### Listed entries:
Start of Block

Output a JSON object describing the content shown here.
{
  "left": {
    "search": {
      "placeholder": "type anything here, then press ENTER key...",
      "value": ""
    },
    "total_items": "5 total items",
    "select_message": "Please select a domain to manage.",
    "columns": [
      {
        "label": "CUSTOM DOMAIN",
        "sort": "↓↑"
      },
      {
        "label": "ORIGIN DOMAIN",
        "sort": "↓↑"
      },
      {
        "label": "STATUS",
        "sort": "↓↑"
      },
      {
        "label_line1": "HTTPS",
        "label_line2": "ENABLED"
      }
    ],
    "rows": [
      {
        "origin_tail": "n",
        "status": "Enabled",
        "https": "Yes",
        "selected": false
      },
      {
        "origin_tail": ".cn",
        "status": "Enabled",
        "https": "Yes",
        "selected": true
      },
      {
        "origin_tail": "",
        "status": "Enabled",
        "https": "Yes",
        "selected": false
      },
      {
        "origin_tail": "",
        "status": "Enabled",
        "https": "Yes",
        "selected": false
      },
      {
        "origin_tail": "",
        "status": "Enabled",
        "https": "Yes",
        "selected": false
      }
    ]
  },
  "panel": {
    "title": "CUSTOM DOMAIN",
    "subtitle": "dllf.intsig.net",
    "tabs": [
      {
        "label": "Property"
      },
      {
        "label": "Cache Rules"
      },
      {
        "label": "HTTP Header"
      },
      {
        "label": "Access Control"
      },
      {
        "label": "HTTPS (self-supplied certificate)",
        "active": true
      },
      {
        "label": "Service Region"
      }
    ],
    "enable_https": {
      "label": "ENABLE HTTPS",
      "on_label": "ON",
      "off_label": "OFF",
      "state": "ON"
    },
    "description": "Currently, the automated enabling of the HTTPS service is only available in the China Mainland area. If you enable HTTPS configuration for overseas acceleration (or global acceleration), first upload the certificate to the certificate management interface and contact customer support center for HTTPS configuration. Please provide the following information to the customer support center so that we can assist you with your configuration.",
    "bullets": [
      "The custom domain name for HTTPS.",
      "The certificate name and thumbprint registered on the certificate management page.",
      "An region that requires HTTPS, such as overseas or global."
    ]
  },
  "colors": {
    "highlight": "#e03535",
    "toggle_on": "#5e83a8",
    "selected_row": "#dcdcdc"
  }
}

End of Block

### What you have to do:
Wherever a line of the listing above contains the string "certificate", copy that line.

### Exercise response:
        "label": "HTTPS (self-supplied certificate)",
    "description": "Currently, the automated enabling of the HTTPS service is only available in the China Mainland area. If you enable HTTPS configuration for overseas acceleration (or global acceleration), first upload the certificate to the certificate management interface and contact customer support center for HTTPS configuration. Please provide the following information to the customer support center so that we can assist you with your configuration.",
      "The certificate name and thumbprint registered on the certificate management page.",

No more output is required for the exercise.